Tonight, just this past weekend, Republican presidential nominee Donald Trump claimed that he would help Black Americans and Hispanic Americans in ways that Democrats, he alleges, have not done in the past. Although he is trailing in support among minority voters, and his previous statements regarding race have come across as inflammatory to many members of his party, many Americans still think he is exactly what the country needs. But what do we know about those who are supporting him? Author Alexander Zaitchik hit the trail to find the base of Trump’s supporters, traveling through six primary states all while conducting biographical interviews. The result is his book, The Gilded Rage: A Wild Ride Through Donald Trump’s America, which documents the everyday Americans who see Trump as a savvy patriotic businessman and tough talking savior.
Next, can something as simple as mentoring a child help them overcome poverty and change their life? Well, that’s what National CARES Mentoring Movement believes. Since 2005, the National CARES Mentoring Movement has recruited, trained and connected more than 140,000 caring mentors with more than 200,000 children in schools and local youth-serving programs in 58 cities. As part of our ongoing reporting initiative Chasing the Dream: Poverty and Opportunity in America, Susan L. Taylor, former editor-in-chief of Essence magazine and founder of National CARES Mentoring Movement, stops by to discuss how the program is allowing under-served children the opportunity to realize their dreams.
Then, it is one of the most controversial teaching methods in education today: common core. As part of our continuing series American Graduate, a project to help local communities find ways to keep students on the path to graduation, we look at common core and the growing movement to opt out of testing. Since the initial pilot phase in 2011, the common core standards have resulted in great frustration, and have drawn much criticism throughout the state. But some New York education officials still stick by them. Pass or fail, we look at the education conundrum.

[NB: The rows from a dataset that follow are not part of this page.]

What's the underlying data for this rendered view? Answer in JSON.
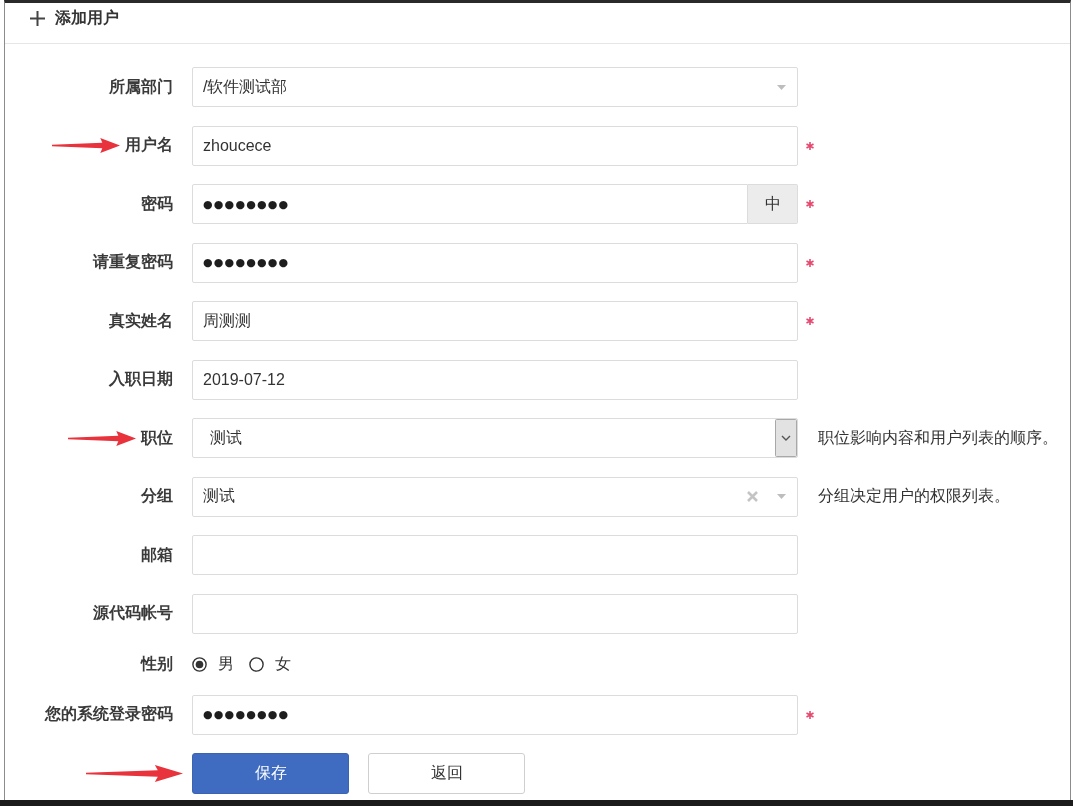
{
  "header": {
    "title": "添加用户"
  },
  "form": {
    "fields": [
      {
        "kind": "select",
        "label": "所属部门",
        "value": "/软件测试部",
        "required": false,
        "arrow": false
      },
      {
        "kind": "text",
        "label": "用户名",
        "value": "zhoucece",
        "required": true,
        "arrow": true
      },
      {
        "kind": "password",
        "label": "密码",
        "value": "●●●●●●●●",
        "addon": "中",
        "required": true,
        "arrow": false
      },
      {
        "kind": "password",
        "label": "请重复密码",
        "value": "●●●●●●●●",
        "required": true,
        "arrow": false
      },
      {
        "kind": "text",
        "label": "真实姓名",
        "value": "周测测",
        "required": true,
        "arrow": false
      },
      {
        "kind": "text",
        "label": "入职日期",
        "value": "2019-07-12",
        "required": false,
        "arrow": false
      },
      {
        "kind": "dropdown",
        "label": "职位",
        "value": "测试",
        "help": "职位影响内容和用户列表的顺序。",
        "required": false,
        "arrow": true
      },
      {
        "kind": "chosen",
        "label": "分组",
        "value": "测试",
        "help": "分组决定用户的权限列表。",
        "required": false,
        "arrow": false
      },
      {
        "kind": "text",
        "label": "邮箱",
        "required": false,
        "arrow": false
      },
      {
        "kind": "text",
        "label": "源代码帐号",
        "required": false,
        "arrow": false
      },
      {
        "kind": "radio",
        "label": "性别",
        "options": [
          {
            "label": "男",
            "selected": true
          },
          {
            "label": "女",
            "selected": false
          }
        ],
        "required": false,
        "arrow": false
      },
      {
        "kind": "password",
        "label": "您的系统登录密码",
        "value": "●●●●●●●●",
        "required": true,
        "arrow": false
      }
    ]
  },
  "actions": {
    "arrow": true,
    "buttons": [
      {
        "kind": "primary",
        "label": "保存"
      },
      {
        "kind": "default",
        "label": "返回"
      }
    ]
  }
}
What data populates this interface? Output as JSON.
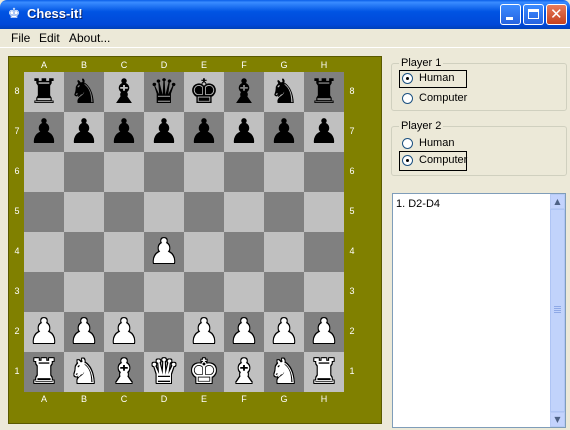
{
  "window": {
    "title": "Chess-it!",
    "icon": "king-icon"
  },
  "menu": {
    "file": "File",
    "edit": "Edit",
    "about": "About..."
  },
  "board": {
    "files": [
      "A",
      "B",
      "C",
      "D",
      "E",
      "F",
      "G",
      "H"
    ],
    "ranks": [
      "8",
      "7",
      "6",
      "5",
      "4",
      "3",
      "2",
      "1"
    ],
    "rows": [
      [
        "bR",
        "bN",
        "bB",
        "bQ",
        "bK",
        "bB",
        "bN",
        "bR"
      ],
      [
        "bP",
        "bP",
        "bP",
        "bP",
        "bP",
        "bP",
        "bP",
        "bP"
      ],
      [
        "",
        "",
        "",
        "",
        "",
        "",
        "",
        ""
      ],
      [
        "",
        "",
        "",
        "",
        "",
        "",
        "",
        ""
      ],
      [
        "",
        "",
        "",
        "wP",
        "",
        "",
        "",
        ""
      ],
      [
        "",
        "",
        "",
        "",
        "",
        "",
        "",
        ""
      ],
      [
        "wP",
        "wP",
        "wP",
        "",
        "wP",
        "wP",
        "wP",
        "wP"
      ],
      [
        "wR",
        "wN",
        "wB",
        "wQ",
        "wK",
        "wB",
        "wN",
        "wR"
      ]
    ],
    "colors": {
      "frame": "#808000",
      "light": "#c0c0c0",
      "dark": "#808080"
    }
  },
  "player1": {
    "title": "Player 1",
    "human": "Human",
    "computer": "Computer",
    "selected": "human"
  },
  "player2": {
    "title": "Player 2",
    "human": "Human",
    "computer": "Computer",
    "selected": "computer"
  },
  "moves": [
    "1. D2-D4"
  ]
}
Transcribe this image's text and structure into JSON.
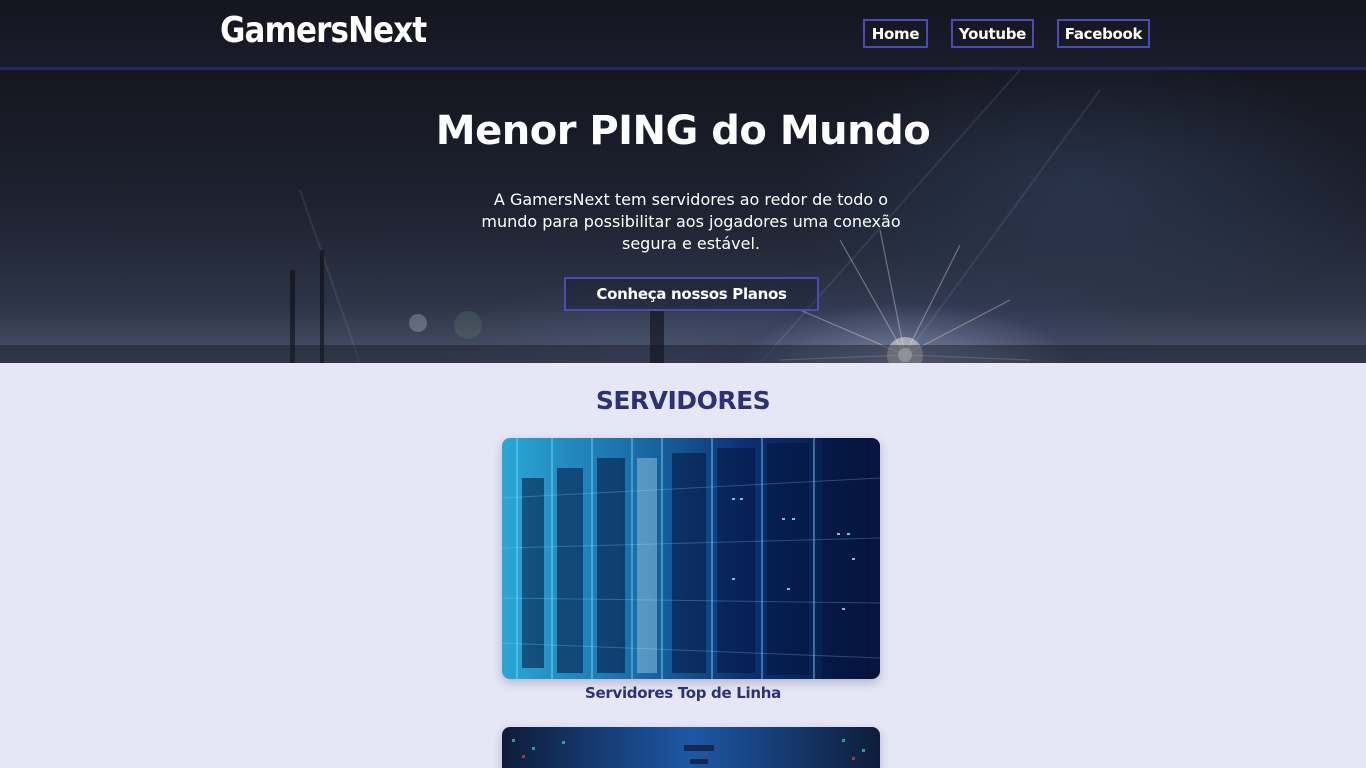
{
  "header": {
    "logo": "GamersNext",
    "nav": {
      "home": "Home",
      "youtube": "Youtube",
      "facebook": "Facebook"
    }
  },
  "hero": {
    "title": "Menor PING do Mundo",
    "text": "A GamersNext tem servidores ao redor de todo o mundo para possibilitar aos jogadores uma conexão segura e estável.",
    "cta_label": "Conheça nossos Planos"
  },
  "servers": {
    "title": "SERVIDORES",
    "cards": [
      {
        "caption": "Servidores Top de Linha"
      },
      {
        "caption": ""
      }
    ]
  },
  "colors": {
    "accent": "#4a4bb8",
    "title": "#2c3178",
    "page_bg": "#e6e6f7",
    "header_bg": "#15151f"
  }
}
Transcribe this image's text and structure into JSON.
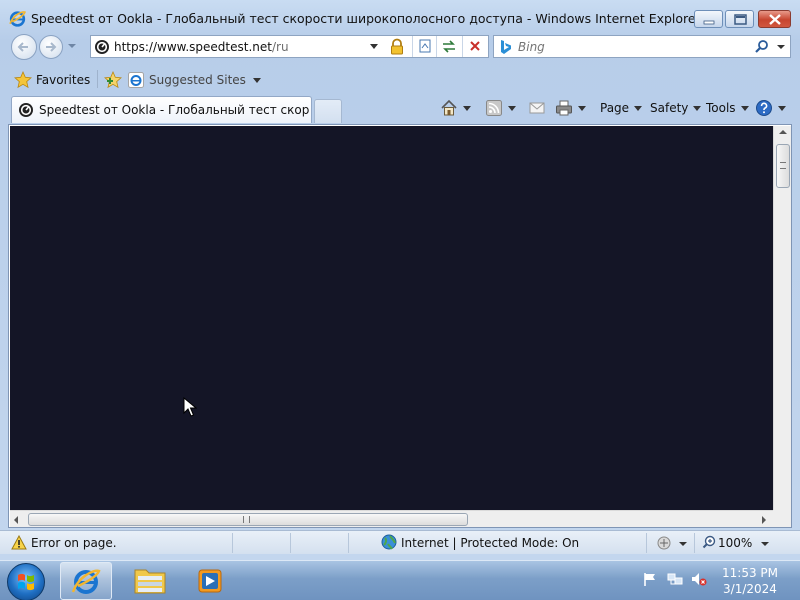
{
  "window": {
    "title": "Speedtest от Ookla - Глобальный тест скорости широкополосного доступа - Windows Internet Explorer"
  },
  "address_bar": {
    "url_host": "https://www.speedtest.net",
    "url_path": "/ru"
  },
  "search": {
    "placeholder": "Bing"
  },
  "favorites_bar": {
    "favorites_label": "Favorites",
    "suggested_label": "Suggested Sites"
  },
  "tab": {
    "label": "Speedtest от Ookla - Глобальный тест скорости..."
  },
  "command_bar": {
    "page_label": "Page",
    "safety_label": "Safety",
    "tools_label": "Tools"
  },
  "status_bar": {
    "message": "Error on page.",
    "zone": "Internet | Protected Mode: On",
    "zoom": "100%"
  },
  "clock": {
    "time": "11:53 PM",
    "date": "3/1/2024"
  },
  "colors": {
    "page_background": "#141526",
    "chrome_blue": "#c9dcf2",
    "close_red": "#c7452f"
  },
  "icons": [
    "ie-icon",
    "back-icon",
    "forward-icon",
    "lock-icon",
    "compat-view-icon",
    "refresh-icon",
    "stop-icon",
    "bing-icon",
    "search-icon",
    "favorites-star-icon",
    "add-favorite-icon",
    "suggested-sites-icon",
    "home-icon",
    "feeds-icon",
    "mail-icon",
    "print-icon",
    "help-icon",
    "warning-icon",
    "globe-icon",
    "zoom-icon",
    "windows-start-icon",
    "folder-icon",
    "media-player-icon",
    "flag-icon",
    "network-icon",
    "volume-muted-icon"
  ]
}
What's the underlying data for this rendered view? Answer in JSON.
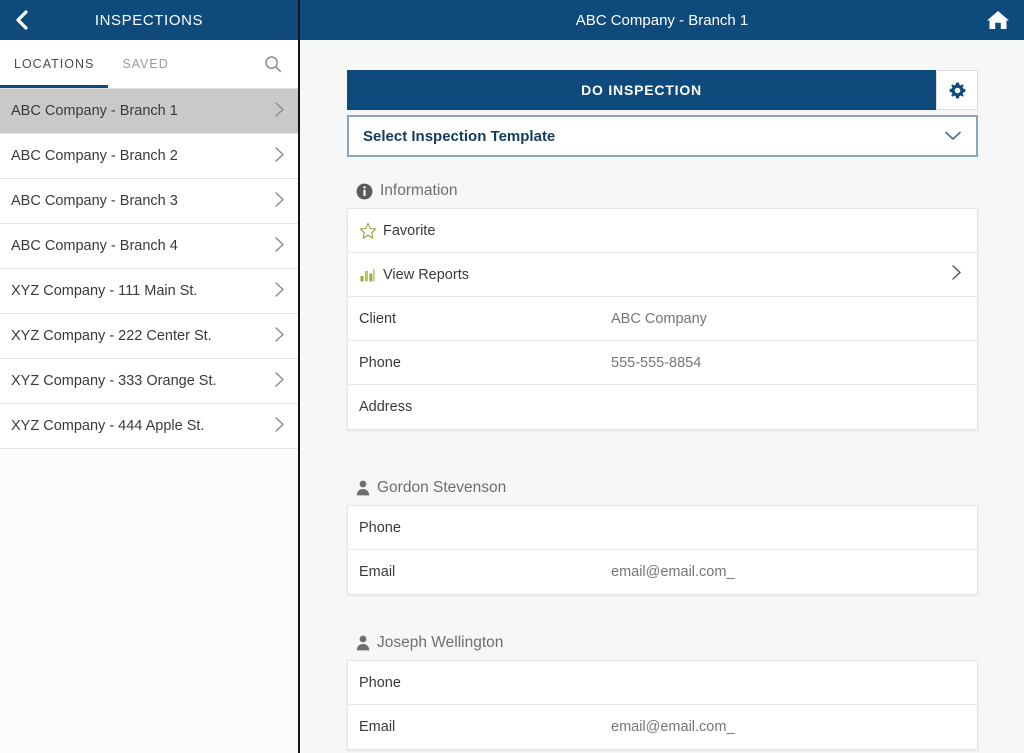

And finally, they say dogs are a man’s best friend, but for almost 140 years, the American Humane Association has been the best friend of dogs and other animals around the world. This year marks the 100th anniversary of the American Humane Association’s animal rescue efforts, and its history of working with our nation’s military and first responders. Many of the animals helped by the American Humane Association go on to serve and protect the military servicemen and women who protect us, and it is their hope to soon increase the number of certified service dogs working with our nation’s veterans. Dr. Robin Ganzert, president and CEO of the American Humane Association, joins us with her special friend Axel, a service dog, to discuss the organization’s history of animal rescue.